Most canteens at the University of Copenhagen are typically closed for several hours before your books have been closed and the lights turned off in the reading rooms. You have no place to go if you are hungry or thirsty.
Mathias Sixten and Casper Ladefoged experienced this themselves, time and again. They had, they said, just felt like »a sugar soda and a kick,« when they studied late in the evening or early in the morning on Frederiksberg Campus, where they study agricultural economics.
They could get neither.
So they decided to do something about it.
Two years ago, they invested DKK 25,000 each in a coffee vending machine, a snack vending machine, and a company account in the bank. That’s how they started their small company on Frederiksberg Campus, which nowadays has one more vending machine at the Faculty of Social Sciences Library in Gothersgade.
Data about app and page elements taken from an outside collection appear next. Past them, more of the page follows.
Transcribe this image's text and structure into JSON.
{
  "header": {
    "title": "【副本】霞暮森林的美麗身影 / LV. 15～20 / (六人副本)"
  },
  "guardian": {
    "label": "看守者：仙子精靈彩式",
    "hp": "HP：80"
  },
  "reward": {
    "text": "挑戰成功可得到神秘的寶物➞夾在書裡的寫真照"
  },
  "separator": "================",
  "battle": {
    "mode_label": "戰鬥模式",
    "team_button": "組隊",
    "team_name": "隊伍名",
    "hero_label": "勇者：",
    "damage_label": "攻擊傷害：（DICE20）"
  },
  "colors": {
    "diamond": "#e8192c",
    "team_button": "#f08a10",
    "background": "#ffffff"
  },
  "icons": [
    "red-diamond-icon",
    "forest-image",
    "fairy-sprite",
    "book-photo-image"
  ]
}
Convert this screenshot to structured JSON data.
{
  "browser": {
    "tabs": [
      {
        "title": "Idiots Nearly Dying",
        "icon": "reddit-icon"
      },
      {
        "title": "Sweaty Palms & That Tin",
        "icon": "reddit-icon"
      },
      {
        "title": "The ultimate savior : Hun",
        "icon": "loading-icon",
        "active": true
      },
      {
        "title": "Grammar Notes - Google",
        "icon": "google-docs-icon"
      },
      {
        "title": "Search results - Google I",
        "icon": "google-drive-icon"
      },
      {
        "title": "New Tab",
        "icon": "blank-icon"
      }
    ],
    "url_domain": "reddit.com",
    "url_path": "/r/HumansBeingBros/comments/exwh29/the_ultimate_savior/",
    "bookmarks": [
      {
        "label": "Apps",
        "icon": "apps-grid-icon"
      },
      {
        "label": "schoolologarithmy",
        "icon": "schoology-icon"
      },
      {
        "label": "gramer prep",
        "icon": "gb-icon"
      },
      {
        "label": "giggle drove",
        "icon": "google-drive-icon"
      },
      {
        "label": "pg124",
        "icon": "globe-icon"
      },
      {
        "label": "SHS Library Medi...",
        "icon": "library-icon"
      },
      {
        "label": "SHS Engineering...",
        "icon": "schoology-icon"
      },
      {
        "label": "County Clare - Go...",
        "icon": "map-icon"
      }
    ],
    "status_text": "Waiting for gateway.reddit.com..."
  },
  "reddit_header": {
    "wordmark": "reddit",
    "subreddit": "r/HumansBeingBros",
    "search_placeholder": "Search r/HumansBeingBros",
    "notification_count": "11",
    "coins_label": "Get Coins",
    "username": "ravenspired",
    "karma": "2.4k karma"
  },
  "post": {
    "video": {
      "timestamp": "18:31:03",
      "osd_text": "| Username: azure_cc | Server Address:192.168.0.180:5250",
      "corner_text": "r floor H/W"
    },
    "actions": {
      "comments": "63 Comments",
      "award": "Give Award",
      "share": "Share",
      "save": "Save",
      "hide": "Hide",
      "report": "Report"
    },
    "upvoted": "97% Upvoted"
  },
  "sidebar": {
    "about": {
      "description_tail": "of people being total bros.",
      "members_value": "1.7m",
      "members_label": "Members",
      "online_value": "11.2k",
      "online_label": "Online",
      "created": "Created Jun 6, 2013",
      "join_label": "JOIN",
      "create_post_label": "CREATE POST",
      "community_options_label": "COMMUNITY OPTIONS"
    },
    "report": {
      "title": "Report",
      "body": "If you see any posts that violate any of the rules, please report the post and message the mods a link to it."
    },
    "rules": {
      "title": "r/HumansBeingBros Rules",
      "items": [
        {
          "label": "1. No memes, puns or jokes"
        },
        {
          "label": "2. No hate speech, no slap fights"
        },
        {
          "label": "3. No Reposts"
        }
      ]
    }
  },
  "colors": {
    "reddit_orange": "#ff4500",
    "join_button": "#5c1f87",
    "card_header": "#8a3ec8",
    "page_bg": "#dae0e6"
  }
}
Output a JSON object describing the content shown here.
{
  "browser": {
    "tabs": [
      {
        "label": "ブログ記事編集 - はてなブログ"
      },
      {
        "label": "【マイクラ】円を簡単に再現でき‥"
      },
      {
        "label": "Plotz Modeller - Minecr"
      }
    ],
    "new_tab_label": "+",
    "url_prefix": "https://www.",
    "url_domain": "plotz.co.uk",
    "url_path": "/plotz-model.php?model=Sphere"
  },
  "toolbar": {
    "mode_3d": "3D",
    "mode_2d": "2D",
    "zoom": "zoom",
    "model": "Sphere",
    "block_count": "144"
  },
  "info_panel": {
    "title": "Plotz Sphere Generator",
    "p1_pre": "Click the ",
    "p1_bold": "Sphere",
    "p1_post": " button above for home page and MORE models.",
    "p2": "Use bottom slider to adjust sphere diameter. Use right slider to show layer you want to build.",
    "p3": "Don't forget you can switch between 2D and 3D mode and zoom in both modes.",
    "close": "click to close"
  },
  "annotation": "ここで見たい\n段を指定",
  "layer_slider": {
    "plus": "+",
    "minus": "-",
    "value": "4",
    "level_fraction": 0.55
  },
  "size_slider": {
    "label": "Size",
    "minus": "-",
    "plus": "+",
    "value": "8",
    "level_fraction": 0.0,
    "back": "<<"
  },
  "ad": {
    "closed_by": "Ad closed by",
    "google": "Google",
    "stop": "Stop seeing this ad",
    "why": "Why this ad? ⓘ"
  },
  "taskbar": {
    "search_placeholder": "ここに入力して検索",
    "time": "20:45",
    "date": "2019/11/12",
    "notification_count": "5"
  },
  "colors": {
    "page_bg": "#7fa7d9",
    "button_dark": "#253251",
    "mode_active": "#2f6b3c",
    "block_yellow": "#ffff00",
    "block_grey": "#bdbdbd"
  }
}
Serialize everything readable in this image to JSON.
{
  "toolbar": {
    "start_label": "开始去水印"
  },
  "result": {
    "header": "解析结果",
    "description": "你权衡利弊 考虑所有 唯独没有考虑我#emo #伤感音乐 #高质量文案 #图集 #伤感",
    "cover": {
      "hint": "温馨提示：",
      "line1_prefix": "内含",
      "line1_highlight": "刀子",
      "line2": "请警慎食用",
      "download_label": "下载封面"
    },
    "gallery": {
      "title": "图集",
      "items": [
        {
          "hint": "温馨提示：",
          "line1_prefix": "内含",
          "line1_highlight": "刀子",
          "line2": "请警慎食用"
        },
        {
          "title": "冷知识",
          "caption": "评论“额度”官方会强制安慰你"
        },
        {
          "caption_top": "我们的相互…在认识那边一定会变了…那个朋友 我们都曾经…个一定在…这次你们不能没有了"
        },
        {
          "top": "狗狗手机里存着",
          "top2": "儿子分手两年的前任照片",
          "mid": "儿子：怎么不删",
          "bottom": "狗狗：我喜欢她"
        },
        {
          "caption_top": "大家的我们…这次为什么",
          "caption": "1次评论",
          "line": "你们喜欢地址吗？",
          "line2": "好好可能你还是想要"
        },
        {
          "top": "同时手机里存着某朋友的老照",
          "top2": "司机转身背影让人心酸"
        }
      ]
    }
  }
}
»They say all the best ideas come from discovering a need that you have yourself,« says Mathias Sixten. »And this is not rocket science. We put stuff in vending machines, people buy them. »It is just supply and demand.«
They only spend a couple of hours each week running the vending machines, and can therefore easily find time for it next to their studies and jobs. Most of this time is spent going to the supermarket and filling their shopping basket with items on offer, which they then resell.
Mathias Sixten and Casper Ladefoged found out that running a company is a bit more than just buying and selling.
There are accounts, VAT, and taxes that need to be sorted out – and a bit of networking. This includes the handyman at the library (who likes to talk about US politics) and the university’s administrative staff (who prefer Holly bars in the machine).
»We learn a lot about running a company on a very small scale,« says Mathias Sixten.
»You just got to take the jump,« Casper Ladefoged adds. »You have to find your edge. Consider where you have an advantage, and use it. We could exploit, for example, that we were students ourselves. If you are, and want to be an entrepreneur, you might consider whether there is something else you can do to contribute to the study environment on campus.«
It is not just the altruistic motive of slaking the coffee craving of their fellow students that motivates the duo. If this was the case, they could just set up a volunteer student café, just like it has been done elsewhere at this university. Casper Ladefoged and Mathias Sixten have chosen to start a business because they wanted to try their hand at it.
»And we only had to buy the machines ourselves,« says Casper Ladefoged. »It is something completely different if you, for example, have to have rooms made available to you by the university. We put our own money into it.«
»Yes, we ran a risk in starting the company,« says Mathias Sixten, adding that they set their prices low. One cup of coffee costs DKK 8 – »and it is made from freshly ground beans. It’s not just a cup of lousy Nescafé.«
They reckon that they sell 10-15 cups of coffee a day plus sodas and snacks, which include Ritter Sport and the Holly bars. This results in a DKK 8,000 per month turnover (minus the months when the university is closed).
As a bonus, they have been given an insight into students’ snack habits. Their customers sometimes ask for healthier snacks in the vending machines, but they always end up running up to the expiry date, while the Snickers bars get torn away, says Casper Ladefoged.
»People have much less healthy eating habits than they themselves would admit.«
And you can make money off it.